Now, if you go around a school looking at the literacy (ies) on display or in process (eg through the pupils' writing) and ask, who owns and controls this stuff? How is this stuff being culturally mediated? What signs are being given off by how this stuff is being displayed or distributed? - you come up with some interesting discoveries. For example, how much of the available literacy on show or in process has come about because of what pupils have chosen, has come about because one or more children have decided that this is what should be on display or in process? And what kind of signs does this power-relationship give off?

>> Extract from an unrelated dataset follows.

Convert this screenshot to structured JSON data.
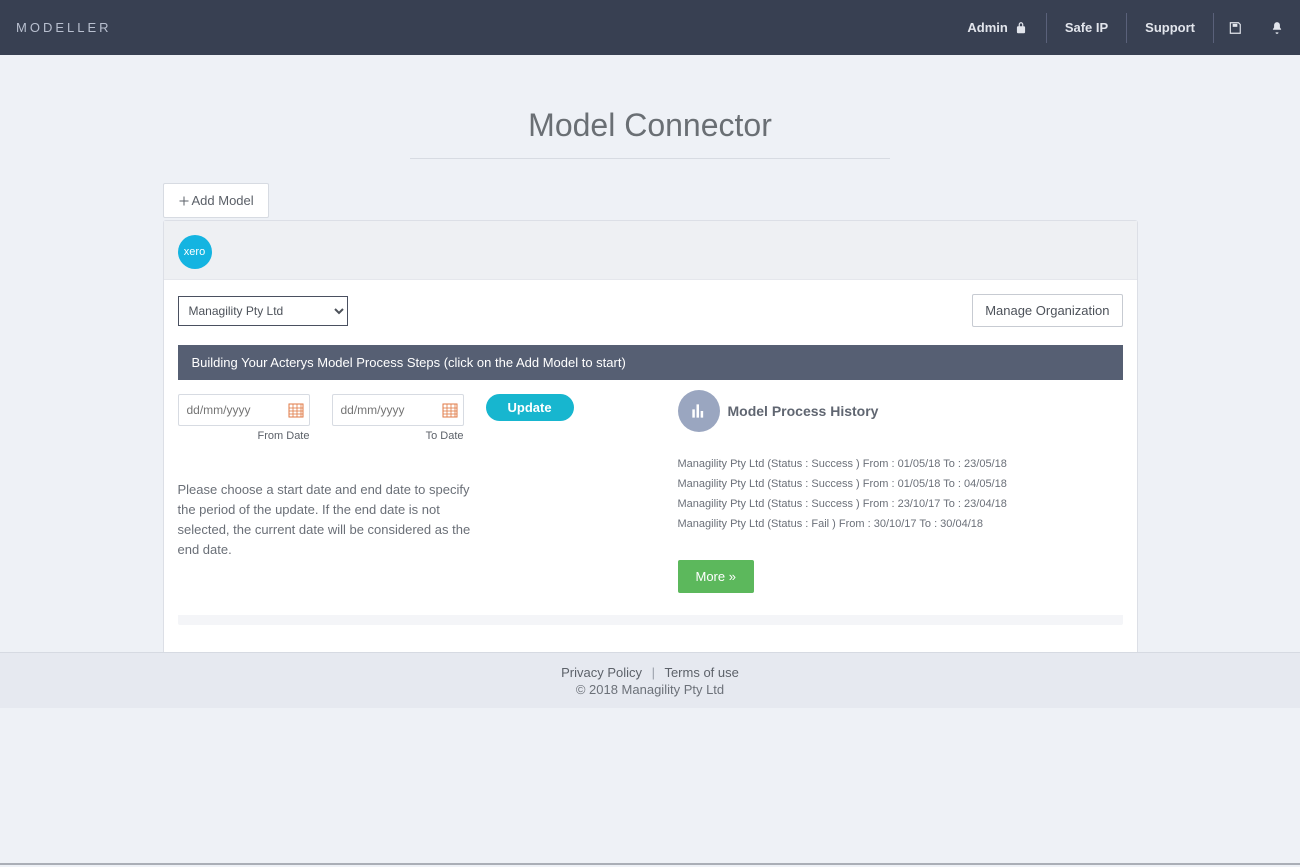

I would suggest that very, very little of it is owned, controlled or mediated by pupils. Sometimes it is. And it could be. There can, for example, be systems by which pupils choose books for the library, edit class, school magazines and website, edit 'word walls', choose books and displays for the classroom, poems to put up on the wall, poems to read out in school, books to recommend to other children to read, topics to write about, topics to debate. You can - as many schools do - encourage children to have writing journals that aren't marked and you can encourage the children all the time to make books and get these books into classes and libraries. In this sense, the teacher is an 'enabler' rather than a 'deliverer' of literacy. So, using someone like Paul Johnson's excellent books about 'how to make a book' you can give children ideas and technology in how to make a book. Same goes for enabling the children to have blog magazines or blog stories or blog anythings . It took me less than five minutes to set up this blog, but that's a literacy we would want children to learn how to use, enjoy and benefit from?
Just to repeat - none of the above is an attack or criticism of teachers. As I've tried to say, teachers work within the rules and conventions of literacy that are passed down through the power structure of schooling: Government, Dept for Education, inspectors, exams, local authorities, advisers, headteachers and into classrooms. Daily, I hear stories from classroom teachers about how their view on trying to enable children to take control of literacy is more often than not undermined or overruled by demands that this or that literacy activity or scheme (top-down in 99% of cases) is implemented immediately.
The irony is that most of the tasks in top-down literacy activities eg comprehension, grammar and punctuation exercises, spelling tests - can be enacted within the editing processes of producing text for other people to read. That's as it is with real production of texts in the real world. So, if you're producing a pupil-based word-wall, a blog, a book, a magazine or whatever, these texts have to be edited. You can rotate editing jobs in such a way as to involve children who find that task difficult but team them up with children who find it easier. Texts can circulate prior to 'production' around a group or a class until they're right. That way 'correctness' is also owned and controlled by the pupils. They're getting it right for a purpose - that a wider audience might want to read it and will find it easier to read in edited form.
Even punctuation, spelling and 'grammar' are culturally mediated and we want pupils to own that stuff too. That's how to do it.